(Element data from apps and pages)

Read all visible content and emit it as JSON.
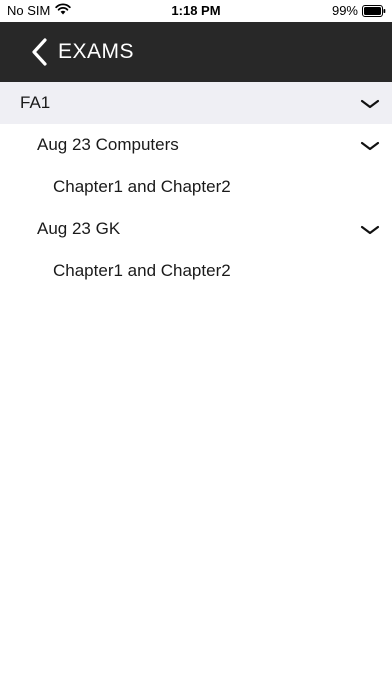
{
  "status_bar": {
    "carrier": "No SIM",
    "time": "1:18 PM",
    "battery": "99%"
  },
  "nav": {
    "title": "EXAMS",
    "back_icon": "chevron-left-icon"
  },
  "list": {
    "group": {
      "label": "FA1",
      "icon": "chevron-down-icon"
    },
    "exams": [
      {
        "label": "Aug 23 Computers",
        "chapter": "Chapter1 and Chapter2"
      },
      {
        "label": "Aug 23 GK",
        "chapter": "Chapter1 and Chapter2"
      }
    ]
  },
  "colors": {
    "nav_background": "#282828",
    "group_background": "#efeff4"
  }
}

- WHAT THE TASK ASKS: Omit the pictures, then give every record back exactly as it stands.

- ANSWER:
Read all visible content and emit it as JSON.
{
  "status_bar": {
    "carrier": "No SIM",
    "time": "1:18 PM",
    "battery": "99%"
  },
  "nav": {
    "title": "EXAMS",
    "back_icon": "chevron-left-icon"
  },
  "list": {
    "group": {
      "label": "FA1",
      "icon": "chevron-down-icon"
    },
    "exams": [
      {
        "label": "Aug 23 Computers",
        "chapter": "Chapter1 and Chapter2"
      },
      {
        "label": "Aug 23 GK",
        "chapter": "Chapter1 and Chapter2"
      }
    ]
  },
  "colors": {
    "nav_background": "#282828",
    "group_background": "#efeff4"
  }
}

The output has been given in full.